Economy of Wonder

Once I took my family to the Georgia Aquarium, which had a glass tunnel we entered that actually enveloped us while mammoth sharks and fish circled around and above. We inched along on an escalator through what seemed like a hundred feet of water tunnel, eyes flitting in every direction as we tracked these amazing creatures, sonic melodies creating an emotive experience through surround sound. We were baptized in wonder (to tell the truth, I was so overwhelmed I actually shed a tear—one, small, manly tear). Shattering the moment, a worker came over the loud speaker and started giving every imaginable detail concerning the sharks—their feeding habits, habitat, patterns, etc. Honestly, in that moment, I did not care what the sharks ate, how large they grew, how long they had been upon the earth, or whether one was a male or a female shark. I only wanted to drink in the wonder of these amazing animals gliding overhead. In her honest attempt at doing her job of explaining the wildlife, she tamed the experience. Some things are best left experienced and not explained.
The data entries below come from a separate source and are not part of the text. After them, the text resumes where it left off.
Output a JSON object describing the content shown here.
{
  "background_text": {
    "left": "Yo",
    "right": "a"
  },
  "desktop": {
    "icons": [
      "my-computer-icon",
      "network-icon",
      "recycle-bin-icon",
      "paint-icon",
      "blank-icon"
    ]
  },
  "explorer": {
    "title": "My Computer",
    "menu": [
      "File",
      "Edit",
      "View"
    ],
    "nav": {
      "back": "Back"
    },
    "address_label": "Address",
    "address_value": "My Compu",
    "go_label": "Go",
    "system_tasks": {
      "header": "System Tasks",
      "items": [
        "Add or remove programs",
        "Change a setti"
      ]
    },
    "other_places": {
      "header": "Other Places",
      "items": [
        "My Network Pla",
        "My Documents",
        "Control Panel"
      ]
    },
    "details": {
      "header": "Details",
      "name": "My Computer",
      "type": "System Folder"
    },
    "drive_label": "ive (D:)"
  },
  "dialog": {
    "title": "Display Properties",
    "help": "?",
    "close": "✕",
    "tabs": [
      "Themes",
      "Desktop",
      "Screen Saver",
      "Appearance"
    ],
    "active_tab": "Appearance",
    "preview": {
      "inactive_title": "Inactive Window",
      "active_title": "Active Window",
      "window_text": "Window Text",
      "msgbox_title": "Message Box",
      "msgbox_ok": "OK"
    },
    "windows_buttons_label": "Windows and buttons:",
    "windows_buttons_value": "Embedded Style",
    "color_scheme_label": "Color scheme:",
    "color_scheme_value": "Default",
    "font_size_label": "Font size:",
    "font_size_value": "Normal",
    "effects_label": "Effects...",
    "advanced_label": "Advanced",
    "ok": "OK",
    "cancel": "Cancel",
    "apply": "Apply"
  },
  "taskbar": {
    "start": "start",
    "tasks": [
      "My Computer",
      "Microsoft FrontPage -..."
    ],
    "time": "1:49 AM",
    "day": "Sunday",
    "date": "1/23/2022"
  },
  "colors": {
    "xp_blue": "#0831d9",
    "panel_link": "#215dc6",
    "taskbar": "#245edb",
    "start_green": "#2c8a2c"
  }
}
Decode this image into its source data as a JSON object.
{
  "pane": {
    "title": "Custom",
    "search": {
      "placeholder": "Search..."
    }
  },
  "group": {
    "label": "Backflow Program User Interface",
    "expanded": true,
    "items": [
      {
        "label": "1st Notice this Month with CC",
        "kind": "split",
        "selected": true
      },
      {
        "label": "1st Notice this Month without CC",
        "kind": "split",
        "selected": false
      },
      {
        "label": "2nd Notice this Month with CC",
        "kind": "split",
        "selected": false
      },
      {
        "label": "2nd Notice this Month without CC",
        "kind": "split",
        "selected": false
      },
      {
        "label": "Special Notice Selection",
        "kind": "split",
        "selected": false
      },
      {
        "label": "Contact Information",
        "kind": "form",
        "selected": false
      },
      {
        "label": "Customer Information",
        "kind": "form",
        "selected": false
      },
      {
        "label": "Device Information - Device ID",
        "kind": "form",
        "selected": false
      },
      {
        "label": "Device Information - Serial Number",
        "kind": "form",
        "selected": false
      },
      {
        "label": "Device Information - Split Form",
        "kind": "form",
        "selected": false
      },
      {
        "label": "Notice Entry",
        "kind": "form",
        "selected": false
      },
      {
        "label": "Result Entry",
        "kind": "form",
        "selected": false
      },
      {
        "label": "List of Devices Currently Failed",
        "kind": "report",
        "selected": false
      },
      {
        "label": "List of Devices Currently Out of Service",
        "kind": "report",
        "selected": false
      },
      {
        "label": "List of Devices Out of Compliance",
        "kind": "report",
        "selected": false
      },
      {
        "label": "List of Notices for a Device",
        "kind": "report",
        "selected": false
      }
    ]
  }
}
I’ve read what the Scriptures state about giving. I’ve even read the majority of the literature available to me on the topic, from early church mothers and fathers to today’s authors. Still, I cannot, and would not attempt to articulate what transpires in our family’s hearts as we enter God’s economy through giving. God’s economy is an economy of wonder where you’re as much willing participant as contributor. As you give, and joyfully so, your senses awaken to a reality that transcends articulation, your heart being dilated as you experience what it means that “it is better to give than to receive.” When was the last time you gave in such a way that you were overcome with gratitude for what you have, when your heart was warmed just a bit, when your gift actually awakened you to the beauty and blessings all around you? I’ll drop the mic and stop trying to explain what happens when we enter God’s economy through giving, however, I would humbly submit to you that you keep your heart, eyes and ears open as you enter this economy of wonder.

Tommy Brown1 Comment